What is the What
Gabriela M. Morales Medina

… and when God was done, and the monyjang were standing on the earth waiting for instruction, God asked the man, “Now that you are here, on the most sacred and fertile land I have, I can give you one more thing. You can either have this cattle, as my gift to you, or you can have the What”…

-God , creation  myth
As  told by Arou in What is the What

In the creation myth told by Valentino’s father, Arou, to the Baggara, God offered the monyjang people two things from which they could only choose one: the cattle or the What. The cattle represented stability, safety and the known; with the cattle they were sure that they would always have food, milk and would live good lives. On the other hand, the What represented the unknown and all of the challenges it could bring, so the people in the story chose the cattle.

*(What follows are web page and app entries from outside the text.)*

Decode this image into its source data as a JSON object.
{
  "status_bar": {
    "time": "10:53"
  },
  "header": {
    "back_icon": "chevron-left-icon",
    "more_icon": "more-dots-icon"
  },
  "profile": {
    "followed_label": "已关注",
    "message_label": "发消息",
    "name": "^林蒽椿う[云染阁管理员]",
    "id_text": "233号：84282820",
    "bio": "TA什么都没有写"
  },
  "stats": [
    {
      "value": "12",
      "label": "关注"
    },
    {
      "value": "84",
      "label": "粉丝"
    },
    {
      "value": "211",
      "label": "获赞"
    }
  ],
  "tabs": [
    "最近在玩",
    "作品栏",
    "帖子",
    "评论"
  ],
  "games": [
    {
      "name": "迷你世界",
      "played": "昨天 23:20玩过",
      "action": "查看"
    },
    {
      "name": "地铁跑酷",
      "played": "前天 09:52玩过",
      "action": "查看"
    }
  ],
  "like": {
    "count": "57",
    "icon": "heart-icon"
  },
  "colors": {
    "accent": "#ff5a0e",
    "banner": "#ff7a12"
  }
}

Because of the uncertainty that the What represents, the people in the creation story viewed it as a fool’s choice, yet during the duration of the novel, we see that Valentino chooses the What countless times. Why would he choose the unknown over the known: what is sure to happen over what might happen? The answer is that he chooses it because, at the moment, he has no other options. For example: when the government army attacked Marial Bai, Valentino was given a choice, he could stay there and allow himself to be captured or he could flee to the forest. If he chose the first option, he knew that more likely than not he would end up imprisoned or dead, yet he had no idea of what might happen to him if he chose the second option. Would he wander alone until he starved or was killed by some animal or might he be lucky enough to find some of his people? He didn’t know the answer to this question, yet he still chose this option. Why? Because it gave him a fighting chance; because in this case the known was a terrible fate while the unknown, the What, was the opportunity for something better.

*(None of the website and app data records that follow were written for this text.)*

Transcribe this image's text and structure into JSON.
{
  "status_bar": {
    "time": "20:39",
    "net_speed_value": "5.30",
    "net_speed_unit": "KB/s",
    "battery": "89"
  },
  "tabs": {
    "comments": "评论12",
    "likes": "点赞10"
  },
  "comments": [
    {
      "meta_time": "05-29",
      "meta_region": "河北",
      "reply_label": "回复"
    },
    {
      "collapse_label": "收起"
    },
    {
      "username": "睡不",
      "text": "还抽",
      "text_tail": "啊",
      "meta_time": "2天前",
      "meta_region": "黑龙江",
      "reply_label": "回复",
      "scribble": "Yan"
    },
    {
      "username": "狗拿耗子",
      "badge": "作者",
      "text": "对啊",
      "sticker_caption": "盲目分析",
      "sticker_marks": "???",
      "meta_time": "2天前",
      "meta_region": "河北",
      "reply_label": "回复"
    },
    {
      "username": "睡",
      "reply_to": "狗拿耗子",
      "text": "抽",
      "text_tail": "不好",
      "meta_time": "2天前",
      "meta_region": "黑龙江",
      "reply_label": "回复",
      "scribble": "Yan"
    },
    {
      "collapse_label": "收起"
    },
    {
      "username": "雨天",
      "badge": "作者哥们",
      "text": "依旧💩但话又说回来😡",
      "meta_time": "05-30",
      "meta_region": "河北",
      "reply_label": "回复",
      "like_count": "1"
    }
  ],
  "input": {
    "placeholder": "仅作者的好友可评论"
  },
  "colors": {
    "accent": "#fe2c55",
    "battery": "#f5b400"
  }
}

Now, I believe that just like the people in the story and Valentino, we too are given the choice between the known and the What. In fact, I even dare to say that we are given this choice on a daily basis. In every action we take we are choosing between staying in our comfort zone and doing what we always do or doing something new and different. For instance, back home in Puerto Rico, when a student graduates from high school, they’re usually expected to attend the University of Puerto Rico, or as it’s more commonly called La UPI . During my time as a student in high school, this was the goal I worked for. That’s where everyone wants to study, I kept telling myself, yet I couldn’t shake the feeling that that wasn't where I wanted to go. After a lot of thinking, I realized that: number one, I couldn’t study what I wanted to major in at La UPI and number two, that if I kept doing what everyone else did, I’d never do anything worth while with my life. Thanks to this I decided to research and apply to universities in the US and what would happen. Little did I know that thanks to that decision, I would travel out of the country by myself for the first time, meet people I knew nothing about and be able to win a scholarship to attend university in Memphis, a place so different from the one I grew up in.

I chose the What and thanks to it I’ll be starting a great adventure at Christian Brothers University, something that I never expected to happen. So in the end, what I’m trying to say is that in some cases, it is better to choose what is known to us since it would be unwise to constantly be risking one’s own safety, yet I believe it to be equally or even more inadvisable to never take risks at all, for if we don’t take risks and dare to do something new, how can we gain anything better than what we already have.